◆ DATA UNDER STUDY
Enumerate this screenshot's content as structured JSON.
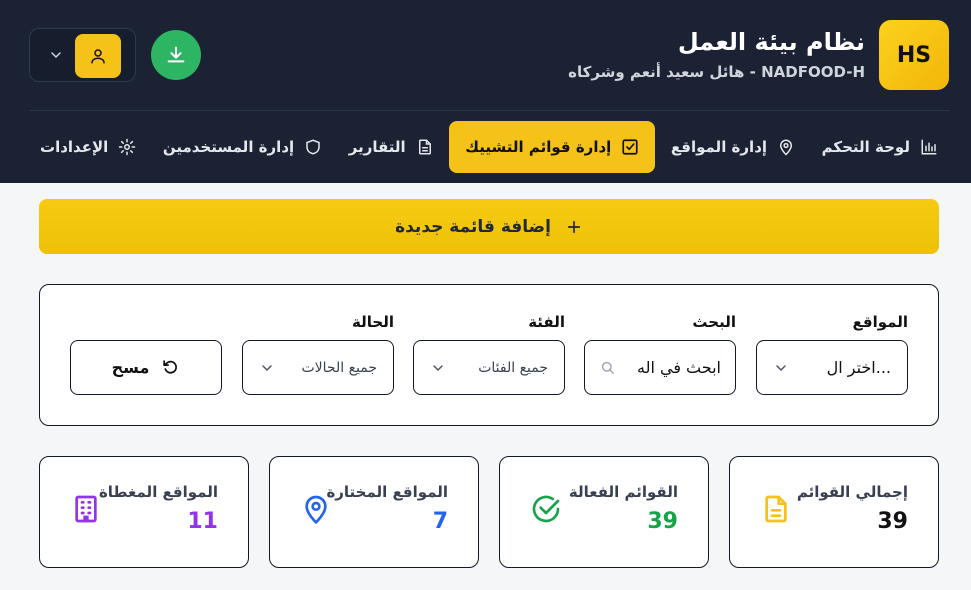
{
  "header": {
    "logo": "HS",
    "title": "نظام بيئة العمل",
    "subtitle": "NADFOOD-H - هائل سعيد أنعم وشركاه"
  },
  "nav": [
    {
      "label": "لوحة التحكم",
      "icon": "bar-chart-icon",
      "active": false
    },
    {
      "label": "إدارة المواقع",
      "icon": "map-pin-icon",
      "active": false
    },
    {
      "label": "إدارة قوائم التشييك",
      "icon": "checkbox-icon",
      "active": true
    },
    {
      "label": "التقارير",
      "icon": "file-text-icon",
      "active": false
    },
    {
      "label": "إدارة المستخدمين",
      "icon": "shield-icon",
      "active": false
    },
    {
      "label": "الإعدادات",
      "icon": "gear-icon",
      "active": false
    }
  ],
  "add_button": {
    "label": "إضافة قائمة جديدة",
    "icon": "plus-icon"
  },
  "filters": {
    "sites": {
      "label": "المواقع",
      "value": "اختر ال..."
    },
    "search": {
      "label": "البحث",
      "placeholder": "ابحث في اله"
    },
    "category": {
      "label": "الفئة",
      "value": "جميع الفئات"
    },
    "status": {
      "label": "الحالة",
      "value": "جميع الحالات"
    },
    "clear": {
      "label": "مسح",
      "icon": "rotate-ccw-icon"
    }
  },
  "stats": [
    {
      "label": "إجمالي القوائم",
      "value": "39",
      "color": "#111111",
      "icon": "file-icon",
      "icon_color": "#f5c21a"
    },
    {
      "label": "القوائم الفعالة",
      "value": "39",
      "color": "#16a34a",
      "icon": "check-circle-icon",
      "icon_color": "#16a34a"
    },
    {
      "label": "المواقع المختارة",
      "value": "7",
      "color": "#2563eb",
      "icon": "map-pin-icon",
      "icon_color": "#2563eb"
    },
    {
      "label": "المواقع المغطاة",
      "value": "11",
      "color": "#9333ea",
      "icon": "building-icon",
      "icon_color": "#9333ea"
    }
  ]
}
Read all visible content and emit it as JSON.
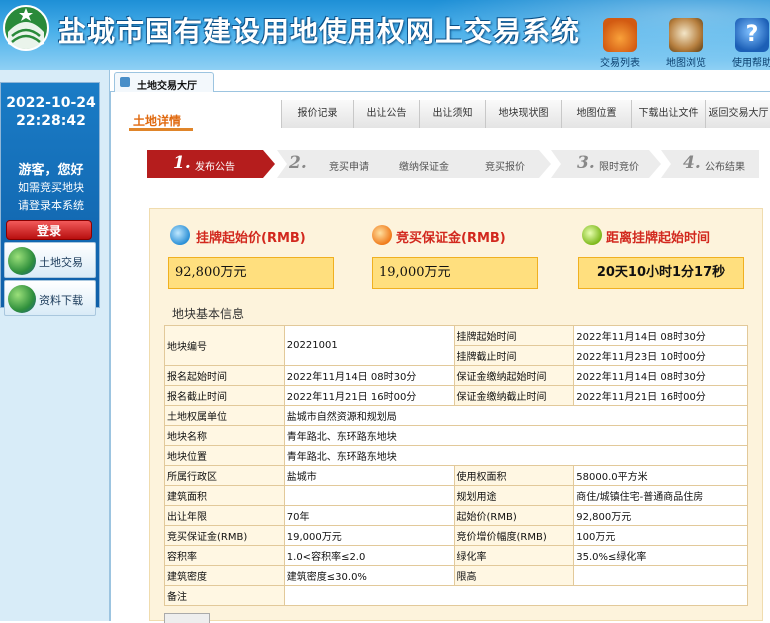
{
  "header": {
    "title": "盐城市国有建设用地使用权网上交易系统",
    "buttons": [
      {
        "label": "交易列表",
        "icon": "house-icon"
      },
      {
        "label": "地图浏览",
        "icon": "map-magnifier-icon"
      },
      {
        "label": "使用帮助",
        "icon": "help-icon"
      }
    ]
  },
  "sidebar": {
    "date": "2022-10-24",
    "time": "22:28:42",
    "welcome": "游客，您好",
    "need_bid": "如需竞买地块",
    "please_login": "请登录本系统",
    "login_label": "登录",
    "nav": [
      {
        "label": "土地交易"
      },
      {
        "label": "资料下载"
      }
    ]
  },
  "tab_strip": {
    "main_tab": "土地交易大厅"
  },
  "content": {
    "section_tab": "土地详情",
    "nav_items": [
      "报价记录",
      "出让公告",
      "出让须知",
      "地块现状图",
      "地图位置",
      "下载出让文件",
      "返回交易大厅"
    ],
    "steps": [
      {
        "num": "1.",
        "label": "发布公告",
        "active": true
      },
      {
        "num": "2.",
        "label": "竞买申请",
        "active": false
      },
      {
        "num": "",
        "label": "缴纳保证金",
        "active": false
      },
      {
        "num": "",
        "label": "竞买报价",
        "active": false
      },
      {
        "num": "3.",
        "label": "限时竞价",
        "active": false
      },
      {
        "num": "4.",
        "label": "公布结果",
        "active": false
      }
    ],
    "kpis": {
      "start_price_label": "挂牌起始价(RMB)",
      "start_price_value": "92,800万元",
      "deposit_label": "竞买保证金(RMB)",
      "deposit_value": "19,000万元",
      "countdown_label": "距离挂牌起始时间",
      "countdown_value": "20天10小时1分17秒"
    },
    "basic_title": "地块基本信息",
    "table": {
      "plot_no_k": "地块编号",
      "plot_no_v": "20221001",
      "list_start_k": "挂牌起始时间",
      "list_start_v": "2022年11月14日 08时30分",
      "list_end_k": "挂牌截止时间",
      "list_end_v": "2022年11月23日 10时00分",
      "reg_start_k": "报名起始时间",
      "reg_start_v": "2022年11月14日 08时30分",
      "dep_start_k": "保证金缴纳起始时间",
      "dep_start_v": "2022年11月14日 08时30分",
      "reg_end_k": "报名截止时间",
      "reg_end_v": "2022年11月21日 16时00分",
      "dep_end_k": "保证金缴纳截止时间",
      "dep_end_v": "2022年11月21日 16时00分",
      "owner_k": "土地权属单位",
      "owner_v": "盐城市自然资源和规划局",
      "name_k": "地块名称",
      "name_v": "青年路北、东环路东地块",
      "loc_k": "地块位置",
      "loc_v": "青年路北、东环路东地块",
      "district_k": "所属行政区",
      "district_v": "盐城市",
      "area_k": "使用权面积",
      "area_v": "58000.0平方米",
      "build_area_k": "建筑面积",
      "build_area_v": "",
      "use_k": "规划用途",
      "use_v": "商住/城镇住宅-普通商品住房",
      "term_k": "出让年限",
      "term_v": "70年",
      "price_k": "起始价(RMB)",
      "price_v": "92,800万元",
      "deposit_k": "竞买保证金(RMB)",
      "deposit_v": "19,000万元",
      "increment_k": "竞价增价幅度(RMB)",
      "increment_v": "100万元",
      "far_k": "容积率",
      "far_v": "1.0<容积率≤2.0",
      "green_k": "绿化率",
      "green_v": "35.0%≤绿化率",
      "density_k": "建筑密度",
      "density_v": "建筑密度≤30.0%",
      "height_k": "限高",
      "height_v": "",
      "remark_k": "备注",
      "remark_v": ""
    }
  }
}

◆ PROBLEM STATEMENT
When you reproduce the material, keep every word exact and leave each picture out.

◆ ANSWER TO THIS PROBLEM
Enumerate this screenshot's content as structured JSON.
{
  "header": {
    "logo": "HS",
    "title": "نظام بيئة العمل",
    "subtitle": "NADFOOD-H - هائل سعيد أنعم وشركاه"
  },
  "nav": [
    {
      "label": "لوحة التحكم",
      "icon": "bar-chart-icon",
      "active": false
    },
    {
      "label": "إدارة المواقع",
      "icon": "map-pin-icon",
      "active": false
    },
    {
      "label": "إدارة قوائم التشييك",
      "icon": "checkbox-icon",
      "active": true
    },
    {
      "label": "التقارير",
      "icon": "file-text-icon",
      "active": false
    },
    {
      "label": "إدارة المستخدمين",
      "icon": "shield-icon",
      "active": false
    },
    {
      "label": "الإعدادات",
      "icon": "gear-icon",
      "active": false
    }
  ],
  "add_button": {
    "label": "إضافة قائمة جديدة",
    "icon": "plus-icon"
  },
  "filters": {
    "sites": {
      "label": "المواقع",
      "value": "اختر ال..."
    },
    "search": {
      "label": "البحث",
      "placeholder": "ابحث في اله"
    },
    "category": {
      "label": "الفئة",
      "value": "جميع الفئات"
    },
    "status": {
      "label": "الحالة",
      "value": "جميع الحالات"
    },
    "clear": {
      "label": "مسح",
      "icon": "rotate-ccw-icon"
    }
  },
  "stats": [
    {
      "label": "إجمالي القوائم",
      "value": "39",
      "color": "#111111",
      "icon": "file-icon",
      "icon_color": "#f5c21a"
    },
    {
      "label": "القوائم الفعالة",
      "value": "39",
      "color": "#16a34a",
      "icon": "check-circle-icon",
      "icon_color": "#16a34a"
    },
    {
      "label": "المواقع المختارة",
      "value": "7",
      "color": "#2563eb",
      "icon": "map-pin-icon",
      "icon_color": "#2563eb"
    },
    {
      "label": "المواقع المغطاة",
      "value": "11",
      "color": "#9333ea",
      "icon": "building-icon",
      "icon_color": "#9333ea"
    }
  ]
}
Read all visible content and emit it as JSON.
{
  "header": {
    "title": "盐城市国有建设用地使用权网上交易系统",
    "buttons": [
      {
        "label": "交易列表",
        "icon": "house-icon"
      },
      {
        "label": "地图浏览",
        "icon": "map-magnifier-icon"
      },
      {
        "label": "使用帮助",
        "icon": "help-icon"
      }
    ]
  },
  "sidebar": {
    "date": "2022-10-24",
    "time": "22:28:42",
    "welcome": "游客，您好",
    "need_bid": "如需竞买地块",
    "please_login": "请登录本系统",
    "login_label": "登录",
    "nav": [
      {
        "label": "土地交易"
      },
      {
        "label": "资料下载"
      }
    ]
  },
  "tab_strip": {
    "main_tab": "土地交易大厅"
  },
  "content": {
    "section_tab": "土地详情",
    "nav_items": [
      "报价记录",
      "出让公告",
      "出让须知",
      "地块现状图",
      "地图位置",
      "下载出让文件",
      "返回交易大厅"
    ],
    "steps": [
      {
        "num": "1.",
        "label": "发布公告",
        "active": true
      },
      {
        "num": "2.",
        "label": "竞买申请",
        "active": false
      },
      {
        "num": "",
        "label": "缴纳保证金",
        "active": false
      },
      {
        "num": "",
        "label": "竞买报价",
        "active": false
      },
      {
        "num": "3.",
        "label": "限时竞价",
        "active": false
      },
      {
        "num": "4.",
        "label": "公布结果",
        "active": false
      }
    ],
    "kpis": {
      "start_price_label": "挂牌起始价(RMB)",
      "start_price_value": "92,800万元",
      "deposit_label": "竞买保证金(RMB)",
      "deposit_value": "19,000万元",
      "countdown_label": "距离挂牌起始时间",
      "countdown_value": "20天10小时1分17秒"
    },
    "basic_title": "地块基本信息",
    "table": {
      "plot_no_k": "地块编号",
      "plot_no_v": "20221001",
      "list_start_k": "挂牌起始时间",
      "list_start_v": "2022年11月14日 08时30分",
      "list_end_k": "挂牌截止时间",
      "list_end_v": "2022年11月23日 10时00分",
      "reg_start_k": "报名起始时间",
      "reg_start_v": "2022年11月14日 08时30分",
      "dep_start_k": "保证金缴纳起始时间",
      "dep_start_v": "2022年11月14日 08时30分",
      "reg_end_k": "报名截止时间",
      "reg_end_v": "2022年11月21日 16时00分",
      "dep_end_k": "保证金缴纳截止时间",
      "dep_end_v": "2022年11月21日 16时00分",
      "owner_k": "土地权属单位",
      "owner_v": "盐城市自然资源和规划局",
      "name_k": "地块名称",
      "name_v": "青年路北、东环路东地块",
      "loc_k": "地块位置",
      "loc_v": "青年路北、东环路东地块",
      "district_k": "所属行政区",
      "district_v": "盐城市",
      "area_k": "使用权面积",
      "area_v": "58000.0平方米",
      "build_area_k": "建筑面积",
      "build_area_v": "",
      "use_k": "规划用途",
      "use_v": "商住/城镇住宅-普通商品住房",
      "term_k": "出让年限",
      "term_v": "70年",
      "price_k": "起始价(RMB)",
      "price_v": "92,800万元",
      "deposit_k": "竞买保证金(RMB)",
      "deposit_v": "19,000万元",
      "increment_k": "竞价增价幅度(RMB)",
      "increment_v": "100万元",
      "far_k": "容积率",
      "far_v": "1.0<容积率≤2.0",
      "green_k": "绿化率",
      "green_v": "35.0%≤绿化率",
      "density_k": "建筑密度",
      "density_v": "建筑密度≤30.0%",
      "height_k": "限高",
      "height_v": "",
      "remark_k": "备注",
      "remark_v": ""
    }
  }
}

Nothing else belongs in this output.